Press/Media: Other


The Hollywood Reporter review of OXV: The Manual

Period27 Aug 2013

Media contributions


Media contributions

  • TitleOXV: The Manual: Fantasia Review
    Degree of recognitionInternational
    Media name/outletThe Hollywood Reporter
    Media typeWeb
    Country/TerritoryUnited States
    DescriptionImagining a world where class divisions aren't creations of history but natural laws, Darren Paul Fisher's OXV: The Manual watches as an ill-fated romantic attraction leads to the discovery of technology that could disrupt society. Avoiding the production-design cues typically employed by sci-fi, the picture works solely with its ideas, producing a tale with some of the flavor (if not the political heft) of a 1984 or Brave New World. The right kind of attention at festivals could lead to a modest arthouse run.

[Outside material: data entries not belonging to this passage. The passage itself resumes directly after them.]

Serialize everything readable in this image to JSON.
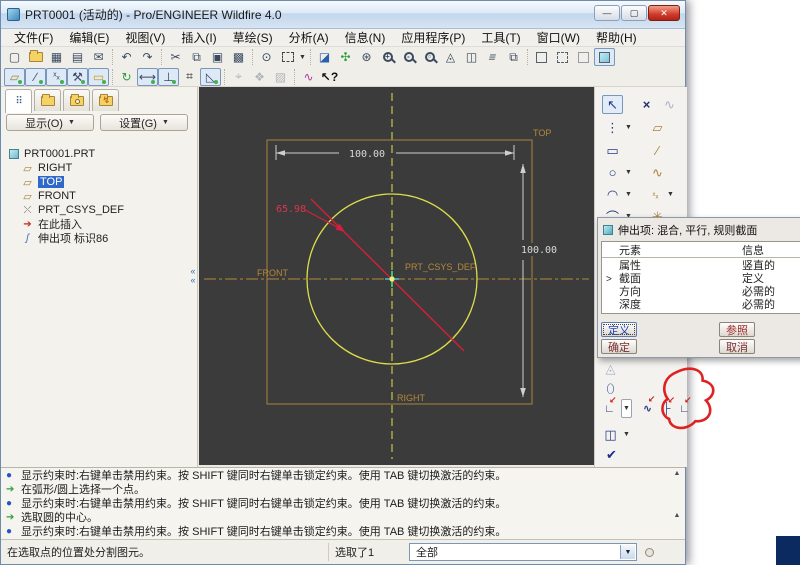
{
  "window": {
    "title": "PRT0001 (活动的) - Pro/ENGINEER Wildfire 4.0"
  },
  "menu": {
    "items": [
      "文件(F)",
      "编辑(E)",
      "视图(V)",
      "插入(I)",
      "草绘(S)",
      "分析(A)",
      "信息(N)",
      "应用程序(P)",
      "工具(T)",
      "窗口(W)",
      "帮助(H)"
    ]
  },
  "toolbar_main": {
    "icons": [
      "new",
      "open",
      "save",
      "print",
      "send-mail",
      "undo",
      "redo",
      "cut",
      "copy",
      "paste",
      "paste-special",
      "find",
      "select-box",
      "repaint",
      "spin-center",
      "pick-from-list",
      "zoom-in",
      "zoom-out",
      "refit",
      "reorient",
      "saved-views",
      "layers",
      "view-manager",
      "wireframe",
      "hidden-line",
      "no-hidden",
      "shaded"
    ]
  },
  "toolbar_datum": {
    "icons": [
      "datum-planes-toggle",
      "datum-axes-toggle",
      "datum-points-toggle",
      "csys-toggle",
      "annotation-toggle",
      "sketch-orient",
      "dimension-display-toggle",
      "constraint-display-toggle",
      "grid-toggle",
      "vertex-display-toggle",
      "disabled-tool-1",
      "disabled-tool-2",
      "disabled-tool-3",
      "sketcher-palette",
      "context-help"
    ]
  },
  "navigator": {
    "tabs": [
      "model-tree",
      "folder-browser",
      "favorites",
      "connections"
    ],
    "show_button": "显示(O)",
    "settings_button": "设置(G)",
    "tree": [
      {
        "label": "PRT0001.PRT",
        "icon": "part"
      },
      {
        "label": "RIGHT",
        "icon": "datum-plane"
      },
      {
        "label": "TOP",
        "icon": "datum-plane",
        "selected": true
      },
      {
        "label": "FRONT",
        "icon": "datum-plane"
      },
      {
        "label": "PRT_CSYS_DEF",
        "icon": "csys"
      },
      {
        "label": "在此插入",
        "icon": "insert-here"
      },
      {
        "label": "伸出项 标识86",
        "icon": "protrusion"
      }
    ]
  },
  "sketch": {
    "dim_width": "100.00",
    "dim_height": "100.00",
    "dim_diagonal": "65.98",
    "label_top": "TOP",
    "label_front": "FRONT",
    "label_right": "RIGHT",
    "label_csys": "PRT_CSYS_DEF",
    "colors": {
      "background": "#3b3b3b",
      "sketch_yellow": "#dede4a",
      "reference_orange": "#a8833e",
      "dimension_gray": "#d9d9d9",
      "highlight_red": "#d41f3c"
    }
  },
  "sketcher_toolbar": {
    "icons": [
      "select",
      "delete-segment",
      "spline-disabled",
      "line",
      "datum-plane",
      "rectangle",
      "datum-axis",
      "circle",
      "spline",
      "arc",
      "datum-points",
      "fillet",
      "axis-point",
      "text-disabled",
      "ellipse",
      "trim",
      "trim-delete-segment",
      "trim-corner",
      "trim-divide",
      "mirror",
      "accept"
    ]
  },
  "dialog": {
    "title": "伸出项: 混合, 平行, 规则截面",
    "columns": {
      "element": "元素",
      "info": "信息"
    },
    "rows": [
      {
        "element": "属性",
        "info": "竖直的",
        "marker": ""
      },
      {
        "element": "截面",
        "info": "定义",
        "marker": ">"
      },
      {
        "element": "方向",
        "info": "必需的",
        "marker": ""
      },
      {
        "element": "深度",
        "info": "必需的",
        "marker": ""
      }
    ],
    "buttons": {
      "define": "定义",
      "refs": "参照",
      "ok": "确定",
      "cancel": "取消"
    }
  },
  "messages": {
    "lines": [
      {
        "bullet": "dot",
        "text": "显示约束时:右键单击禁用约束。按 SHIFT 键同时右键单击锁定约束。使用 TAB 键切换激活的约束。"
      },
      {
        "bullet": "arrow",
        "text": "在弧形/圆上选择一个点。"
      },
      {
        "bullet": "dot",
        "text": "显示约束时:右键单击禁用约束。按 SHIFT 键同时右键单击锁定约束。使用 TAB 键切换激活的约束。"
      },
      {
        "bullet": "arrow",
        "text": "选取圆的中心。"
      },
      {
        "bullet": "dot",
        "text": "显示约束时:右键单击禁用约束。按 SHIFT 键同时右键单击锁定约束。使用 TAB 键切换激活的约束。"
      }
    ]
  },
  "statusbar": {
    "message": "在选取点的位置处分割图元。",
    "selection": "选取了1",
    "filter": "全部"
  }
}
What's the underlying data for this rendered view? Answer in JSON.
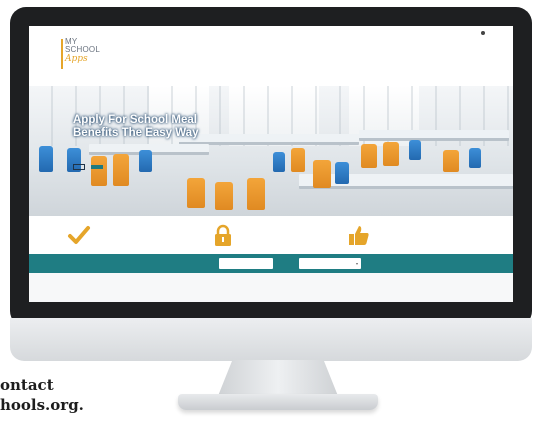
{
  "top_nav": {
    "items": [
      "",
      "",
      ""
    ]
  },
  "logo": {
    "line1": "MY",
    "line2": "SCHOOL",
    "line3": "Apps"
  },
  "hero": {
    "heading_line1": "Apply For School Meal",
    "heading_line2": "Benefits The Easy Way",
    "subtext": "",
    "learn_more_label": "",
    "apply_label": "",
    "tooltip": ""
  },
  "features": [
    {
      "title": "",
      "desc": ""
    },
    {
      "title": "",
      "desc": ""
    },
    {
      "title": "",
      "desc": ""
    }
  ],
  "search": {
    "label": "",
    "input1_placeholder": "",
    "input2_placeholder": "",
    "go_label": ""
  },
  "footer": {
    "copyright": "",
    "links": [
      "",
      ""
    ]
  },
  "side_text": {
    "line1": "ontact",
    "line2": "hools.org."
  },
  "colors": {
    "accent": "#e5a52a",
    "teal": "#1f7d83",
    "bezel": "#1e1f21"
  }
}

    In this tweaked version of our own universe, children are born with their bodies operating at a certain "frequency." It isn't visible to the eye, but it determines everything about how the universe treats you. As a headmistress says to the parents of young Zak, whose frequency test has come back incredibly low, "he will never be in the right place at the right time."

    Zak is smitten with Marie, a blonde girl so Stepford-perfect that no one had to inform her parents her frequency test would be off-the-charts high. But "opposites attract" doesn't apply in this reality: Here, the higher the difference in frequency, the less compatible a couple will be. Zak's gap with Marie is so high that the physical world simply can't abide their being close to each other. If they stand together for more than 60 seconds, unexpected rainstorms attack him while leaving her dry. Luggage falls from planes traveling overhead, trying to squash the boy who would violate the natural order. Yet Zak very much wants to be near Marie, and Marie (if only as a research project) is willing to play along.

    As the children age, the film has fun with their attempts at flirtation; their thwarted connections are both comic and poetically sad. It also shows some sympathy for Marie, whose perfection is a burden that will literally never allow her to feel emotions for those around her. Years later, young-adult Marie (Eleanor Wyld) is approached by grown-up Zak (Daniel Fraser), who has been traveling the world and making something of himself. "I think I can help you," he says.

    Zak has been immersed in science all these years, and has stumbled on a technology that counteracts differences in frequency, bringing hers closer to his level and vice-versa. When they begin a relationship, Marie has to learn what it's like to miss trains, spill things, and be nearly hit by cars. But she's feeling love. Or, as the script puts it, "a new type of quantum entanglement."

    Zak's a little secretive about the nature of his discoveries, and it turns out he doesn't fully understand them himself: As the plot progresses it appears his "OXV" device grants users the power to control others -- giving new meaning to all those love songs about being "under your spell." In increasingly agitated scenes, not only the couple's relationship but the bedrock of civilization is imperiled.

    Though the explanations Fisher comes up with for his sci-fi contrivances may not be fully satisfying in the end, the conceits themselves offer much to play with, bringing the film into that pleasing area where an imaginary reality has interesting things to say about our own. Particularly about free will and the way we form relationships: "I love you, but only because you told me to," Marie says at one point, voicing a concern lovers have had, in one form or another, in realities beyond that of OXV.
    Producer/AuthorJohn Defore
    PersonsDarren Fisher